Screenshot from footage of London in full color in 1927

One of our favorite phrases as it relates to the Sherlock Holmes stories is from Edgar Smith's Editor's Gas-Lamp in an early issue of the Baker Street Journal in which he wrote:
We love the times in which he lived, of course, the half-remembered, half-forgotten times of snug Victorian illusion, of gaslit comfort and contentment, of perfect dignity and grace. And we love the place: the England of those times, fat with the fruits of her achievements, but strong and daring still with the spirit of imperial adventure.
Here then is a remarkable piece of video footage from 1927 - the year the last Sherlock Holmes story was first published - taking us on a tour through London in colour. What's particularly striking to me is that despite the obviously dated vehicles in the film, this is footage that could have been shot yesterday, as the buildings, uniforms, and daily activities of its inhabitants are all very much the same.

From the YouTube posting:
London is the last stop in an epic trip across Britain filmed in remarkable early colour.

London was the final stop in a marathon journey around Britain filmed as a series of cinema travelogues. Pioneering filmmaker Claude Friese-Greene brought these picture-postcard scenes to life with a specially-devised colour film process.

Is there anything that strikes you about this video? Leave a comment and share your impressions.



Sandy said... November 14, 2009 at 2:07 AM

Great fun seeing that film. And thanks so much for resuming these regular blogs -- they're terrific!

Anonymous said... November 14, 2009 at 1:06 PM

Lovely to see London full od 1920s vehicles, and a periodic glimpse of industrial smoke in the air -- both of which are gone now (except for the motorcars at Coys of Kensington). Thanks for finding this for us. Much appreciated.

John C. Sherwood said... November 14, 2009 at 1:11 PM

Wow! It looks like London of 1895 might have been a real place, after all. Wonderful, vivid images like these make it seem so much more alive.

Bill Donahue said... November 14, 2009 at 10:47 PM

We love the Sherlock saga because it is indeed a place "before the world went all awry," where there seemed to be rules, where we were not subject to imminent extinction by one nuclear bomb. Some control over our life was there- at least in our imagination. If you ever read Basil Rathbone's story of meeting a "ghostly Dr. Watson" in a New York park after the Rathbone play went south, you have a flavor of a world where moderate self-control and courtesy prevented the excesses of today. Imperfect and not fairly representative of the working class perhaps, but like all illusions-- or better said memories of a better time-- we remember the good and forget the bad. Do read Rathbone's article. Great feeling for a time and place. Would that more people were like the Dr. Watson of that era, where "England is England yet, and it is always 1895." (all quotes are from memory only). P.S. Great video that looked remarkably clean- no modern day litter that I saw. Thanks!!
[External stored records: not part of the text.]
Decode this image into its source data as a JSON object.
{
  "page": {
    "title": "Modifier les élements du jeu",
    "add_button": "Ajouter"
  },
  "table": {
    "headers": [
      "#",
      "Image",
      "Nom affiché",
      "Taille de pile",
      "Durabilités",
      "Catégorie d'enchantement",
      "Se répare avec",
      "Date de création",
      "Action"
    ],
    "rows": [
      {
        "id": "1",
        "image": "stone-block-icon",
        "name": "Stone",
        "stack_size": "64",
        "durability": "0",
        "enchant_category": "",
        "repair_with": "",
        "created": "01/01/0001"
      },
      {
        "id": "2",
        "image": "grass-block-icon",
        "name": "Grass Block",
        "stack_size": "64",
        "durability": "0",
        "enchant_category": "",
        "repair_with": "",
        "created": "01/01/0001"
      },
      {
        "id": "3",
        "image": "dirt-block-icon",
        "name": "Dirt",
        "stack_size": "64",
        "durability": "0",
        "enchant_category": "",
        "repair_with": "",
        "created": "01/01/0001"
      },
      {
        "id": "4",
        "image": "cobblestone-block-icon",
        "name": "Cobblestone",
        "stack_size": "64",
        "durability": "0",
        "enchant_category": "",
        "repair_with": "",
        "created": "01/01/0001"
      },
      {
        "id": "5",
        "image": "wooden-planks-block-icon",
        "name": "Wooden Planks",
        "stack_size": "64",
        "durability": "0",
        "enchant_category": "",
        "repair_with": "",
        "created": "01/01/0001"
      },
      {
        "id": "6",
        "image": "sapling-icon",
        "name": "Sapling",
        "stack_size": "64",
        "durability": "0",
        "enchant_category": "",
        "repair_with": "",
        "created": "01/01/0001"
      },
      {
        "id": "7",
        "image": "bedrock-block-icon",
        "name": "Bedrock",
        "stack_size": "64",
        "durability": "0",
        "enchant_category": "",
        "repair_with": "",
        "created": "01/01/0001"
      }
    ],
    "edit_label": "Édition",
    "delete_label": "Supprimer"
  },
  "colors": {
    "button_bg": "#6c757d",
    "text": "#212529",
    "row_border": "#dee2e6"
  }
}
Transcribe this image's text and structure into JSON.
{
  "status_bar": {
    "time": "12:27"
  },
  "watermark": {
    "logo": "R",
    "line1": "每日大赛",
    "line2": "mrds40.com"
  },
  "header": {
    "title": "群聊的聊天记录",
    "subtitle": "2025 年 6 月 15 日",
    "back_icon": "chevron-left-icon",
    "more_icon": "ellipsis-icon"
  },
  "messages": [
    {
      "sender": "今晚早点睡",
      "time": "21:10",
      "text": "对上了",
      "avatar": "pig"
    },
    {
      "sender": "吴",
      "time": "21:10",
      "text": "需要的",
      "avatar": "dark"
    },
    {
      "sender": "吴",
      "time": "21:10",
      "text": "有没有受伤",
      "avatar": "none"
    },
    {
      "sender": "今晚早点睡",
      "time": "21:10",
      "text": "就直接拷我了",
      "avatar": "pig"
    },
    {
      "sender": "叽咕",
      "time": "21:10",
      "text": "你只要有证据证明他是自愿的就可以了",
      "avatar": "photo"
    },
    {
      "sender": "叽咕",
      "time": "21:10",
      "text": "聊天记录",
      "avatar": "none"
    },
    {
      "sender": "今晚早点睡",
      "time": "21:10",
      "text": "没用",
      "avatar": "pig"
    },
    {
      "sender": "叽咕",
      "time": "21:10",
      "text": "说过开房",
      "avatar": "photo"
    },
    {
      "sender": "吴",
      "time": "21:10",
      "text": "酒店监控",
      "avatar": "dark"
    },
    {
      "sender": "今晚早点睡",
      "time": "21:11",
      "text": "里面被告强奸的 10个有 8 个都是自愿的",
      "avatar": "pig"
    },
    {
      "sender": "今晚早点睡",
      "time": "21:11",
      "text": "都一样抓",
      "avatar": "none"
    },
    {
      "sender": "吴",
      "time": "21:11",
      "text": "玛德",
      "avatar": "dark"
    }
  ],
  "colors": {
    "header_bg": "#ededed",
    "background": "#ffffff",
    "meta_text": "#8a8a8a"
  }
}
Anonymous said... November 15, 2009 at 6:41 AM

Delightful film. Insightful in terms of a social documentary and of the colour process of its time.

Fascinating seeing the changes of this London and the London I move in today. The Thames embankments are now corridors of high rise buildings which now dwarf the Tower. (The Beefeaters have changed in having admitted the first woman Beefeater. Three of her colleagues were up before the beak recently for harassment. They object to females joining their ranks). Other strikingly notable differences are how few private cars there are on the roads. Plenty of cabs here (and of course the London underground was then a transport hub). But it seems most people would have made their ways around London in the evidently numerous open topped omnibuses - even then in cheery London red.